Retired Batt Chief celebrates his 100th birthday

One day after the FDNY mourned the loss of its fallen brothers during the 9/11 attacks, members had a reason to celebrate. One of their own, former FDNY Chief John Nasta, celebrated his 100th birthday on Wednesday, Sept. 12 at Sofia Restaurant in Bay Ridge, surrounded by family, friends and members of the FDNY.

The smiling Brooklyn-born-and-raised centenarian spent 34 years with the FDNY and retired at the rank of battalion chief of FDNY Battalion 40 at Fourth Avenue and 51st Street in Brooklyn. At the time, he was the longest serving fire officer in FDNY history.

Nasta started his career with the FDNY in 1942, but after six months he was called to serve in the Navy during World War II. Because he had some training in the Fire Department, he was put in charge of training thousands of Navy recruits in fire safety while stationed in San Diego, before being sent to serve in Hawaii.

When the war ended he returned home to Brooklyn and began his 34-year career in the FDNY.

Nasta’s beloved wife Alice died in 2005. But with the support of his sister Gloria, nieces, nephews and close friends, he still maintains an active lifestyle.

“He goes out to the restaurant every day,” close friend Patricia McLaughlin Hite told this paper. “His normal meal is linguini and clam sauce and he loves salmon. And he always has a glass of red wine. He also loves his Italian cheesecake, espresso coffee and once a week he’ll always have his favorite hamburger.”

Additionally, Hite said that Nasta enjoys easy-listening and classical music and reads The New York Times every day. And it appears that longevity runs in the family.

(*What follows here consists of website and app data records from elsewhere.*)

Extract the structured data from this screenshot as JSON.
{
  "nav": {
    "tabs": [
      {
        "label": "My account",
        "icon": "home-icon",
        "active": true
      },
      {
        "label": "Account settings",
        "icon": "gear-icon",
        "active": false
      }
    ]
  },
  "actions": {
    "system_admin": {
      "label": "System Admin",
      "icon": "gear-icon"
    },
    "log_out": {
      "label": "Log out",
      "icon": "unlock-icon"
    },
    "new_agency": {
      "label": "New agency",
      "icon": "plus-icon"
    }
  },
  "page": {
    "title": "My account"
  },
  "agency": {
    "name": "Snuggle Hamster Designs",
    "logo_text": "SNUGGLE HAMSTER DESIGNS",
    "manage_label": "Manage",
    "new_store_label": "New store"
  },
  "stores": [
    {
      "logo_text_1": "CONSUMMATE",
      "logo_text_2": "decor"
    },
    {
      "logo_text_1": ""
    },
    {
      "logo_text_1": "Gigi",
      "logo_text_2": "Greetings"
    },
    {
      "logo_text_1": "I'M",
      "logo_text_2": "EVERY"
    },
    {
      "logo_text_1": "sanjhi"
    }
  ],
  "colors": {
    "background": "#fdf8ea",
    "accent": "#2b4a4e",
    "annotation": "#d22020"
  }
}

His sister Gloria Ward, who was by his side to celebrate his birthday, is 91 years young.

After a rousing rendition of “Happy Birthday,” Nasta received a lifetime achievement recognition award from the FDNY commissioner’s office.

Paul Mannix of the Uniformed Fire Officers Association (UFOA), presented Nasta with a plaque on behalf of the UFOA. “We’re very happy that after the sad and solemn ceremonies yesterday we are able to celebrate a life today, especially a life that has reached 100 years,” Mannix said. “Not only is he a member of the FDNY but he is a member of the greatest generation.”